Learn About Ransomware: A Malware That Keeps Your Data as A Hostage
For data that’s quite near and dear to you, you would do anything to keep it protected, wouldn’t you? When someone targets you with a ransomware, this is exactly the weak spot that they intend on hitting. The significance of data in modern times has evolved so much that if there’s even a chance that the access to the data is blocked, one wouldn’t mind paying money in exchange for access. This is what ransomware is all about, using an individual’s or an organization’s need for data against them. Let’s explore the threat of ransomware in more depth.
What Exactly Is a Ransomware?
Ransomware is a kind of malware that attacks a system by blocking user access to partial or complete data on the system. The data can be locked through encryption so there is no way for a user to access the data without a decryption key, which is in the possession of the attacker. The user is asked to pay a ransom to the attacker, usually through digital currencies, in exchange for the decryption key. Attackers prefer virtual currencies as the mode for receiving their ransom payment because tracing such transactions is nearly impossible, and therefore the chance of catching the attackers also becomes very slim. If the victim fails to pay the demanded ransom on time, there is not only the risk that they could lose their data forever, but there is also the risk that the attacker might publish the victim’s private data. There have been quite a few famous instances of a ransomware attack in the recent times, most notably WannaCry, Reveton, Petya, CryptoLocker, Bad Rabbit, etc.
While the basic principle of ransomware is preventing users from accessing their data, the method via which this is accomplished can vary. The ransomware could lock the screen of the user’s device by altering the login id and password for the device. This is a simpler version of a ransomware attack, where the victim might be able to wiggle out of the situation taking help from an expert. A more complex type of ransomware attack is where either certain select files or the complete hard drive of the device is encrypted. In addition to the primarily attacked device, other devices which are connected to the network may also get affected by this ransomware. Getting out of such a ransomware attack is not so easy.
How Does a Ransomware Attack Take Place?
The big question here is how does this kind of malware attack takes place. There are multiple methods via which ransomware can infect a system.

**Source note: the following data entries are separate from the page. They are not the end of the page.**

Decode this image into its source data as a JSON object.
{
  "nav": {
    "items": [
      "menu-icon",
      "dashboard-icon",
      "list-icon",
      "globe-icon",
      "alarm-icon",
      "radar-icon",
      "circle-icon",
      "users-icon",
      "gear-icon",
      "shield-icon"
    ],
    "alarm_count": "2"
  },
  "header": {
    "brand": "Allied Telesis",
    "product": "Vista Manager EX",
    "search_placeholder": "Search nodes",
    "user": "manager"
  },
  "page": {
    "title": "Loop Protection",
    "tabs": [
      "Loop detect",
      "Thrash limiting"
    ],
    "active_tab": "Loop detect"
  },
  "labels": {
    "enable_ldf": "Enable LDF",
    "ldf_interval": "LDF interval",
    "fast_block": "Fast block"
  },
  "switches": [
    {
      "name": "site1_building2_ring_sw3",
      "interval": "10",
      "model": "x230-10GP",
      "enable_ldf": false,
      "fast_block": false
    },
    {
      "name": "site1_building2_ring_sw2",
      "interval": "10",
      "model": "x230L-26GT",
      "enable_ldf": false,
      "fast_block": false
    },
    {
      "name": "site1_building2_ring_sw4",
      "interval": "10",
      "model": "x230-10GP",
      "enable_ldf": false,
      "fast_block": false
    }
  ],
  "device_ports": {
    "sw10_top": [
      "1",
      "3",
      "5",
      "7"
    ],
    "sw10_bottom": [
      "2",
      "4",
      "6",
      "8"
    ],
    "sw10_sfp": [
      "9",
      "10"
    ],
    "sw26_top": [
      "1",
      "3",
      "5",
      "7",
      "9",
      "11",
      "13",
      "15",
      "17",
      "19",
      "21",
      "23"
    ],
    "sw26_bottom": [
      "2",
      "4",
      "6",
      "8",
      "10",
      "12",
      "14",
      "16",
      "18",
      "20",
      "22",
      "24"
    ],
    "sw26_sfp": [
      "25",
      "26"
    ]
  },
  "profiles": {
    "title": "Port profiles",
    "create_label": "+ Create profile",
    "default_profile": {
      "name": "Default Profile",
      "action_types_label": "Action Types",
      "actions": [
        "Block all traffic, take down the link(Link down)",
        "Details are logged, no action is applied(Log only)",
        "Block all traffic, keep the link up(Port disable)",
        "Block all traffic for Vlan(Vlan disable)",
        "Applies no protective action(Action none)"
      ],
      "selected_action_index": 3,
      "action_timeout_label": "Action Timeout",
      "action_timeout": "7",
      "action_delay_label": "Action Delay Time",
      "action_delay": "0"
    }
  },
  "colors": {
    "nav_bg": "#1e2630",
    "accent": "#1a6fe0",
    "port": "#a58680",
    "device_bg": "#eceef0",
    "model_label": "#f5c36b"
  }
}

Phishing emails are one of the most common ways used for spreading malware, which makes it a good medium for spreading ransomware too. The phishing email sent to the victim may be accompanied by an attachment that secretly contains the ransomware. When the unsuspecting user opens or downloads the attachment, the ransomware kicks into action. The email may also feature link to a malicious web page, setting the stage for a ransomware attack when the user visits the web page. Phishing messages containing the threat of ransomware may also be sent via messages on social media. Clicking on malvertisements can also launch a ransomware attack. For more information on what malvertisements are, read: Online Ads Can Be Dangerous for Cybersecurity.
Remote Desktop Protocol (RDP) is a common method used by attackers to remotely access and infect a system with ransomware. Attackers could also use exploit kit to target systems with software applications that are not updated and thus have cracks in the security that offer an entry point into the system. Using external storage devices that are already infected with a ransomware also poses risk.
Once a device has been infected by the ransomware, user will get an alert on their device about the attack along with the instructions that they need to follow for completing the ransom payment and having their data released. What’s most dangerous about a ransomware attack is that even after the victim does make the payment, there is no guarantee that they will regain access to their data. In case the attacker doesn’t come through with their promise, the victim would be out of money and would have also lost their valuable data.
Who Can Be a Victim of a Ransomware Attack?
Practically speaking, anyone can become a victim of a ransomware attack, from home users to big corporate organizations. The impact and consequences of the attack will also vary from victim to victim. For an organization, the stakes would be a lot higher. Without being able to access their data, they might find it impossible to carry on with their daily operations. They could face huge monetary losses due to operational delays. If the organization finds no other option but to pay, then the ransom amount paid would just add to their already mounting expenses.
5 Tips To Prevent A Ransomware Attack From Happening To You
The only best strategy when it comes to dealing with a ransomware attack is prevention. Here are some tips that can prevent you from becoming a victim of such an attack:
- Make regular backups of your data, so that in the event of a ransomware attack, you are able to recover all your data without having to pay the ransom. Ensure that the backups are stored on a different network altogether. Hiring a managed IT services provider can help greatly with the backup and recovery process.
- When you see a suspicious email in your inbox, don’t click on the links or open any attachments in the email, no matter how tempting the message of the email may be. Chances are that it’s a phishing email presenting a malware attack (possibly a ransomware attack). Read more on phishing here: What is a Phishing Attack.
- Have a good firewall and anti-malware software solution in place as a security measure. Update the anti-virus software from time to time.
- Any extensions or plugins that you are not using should have no place in your web browser.
- Install security updates on your operating system and software applications regularly, reducing your system vulnerability with every update. This article here explains the role of security updates in your system security: About Pesky Security Updates.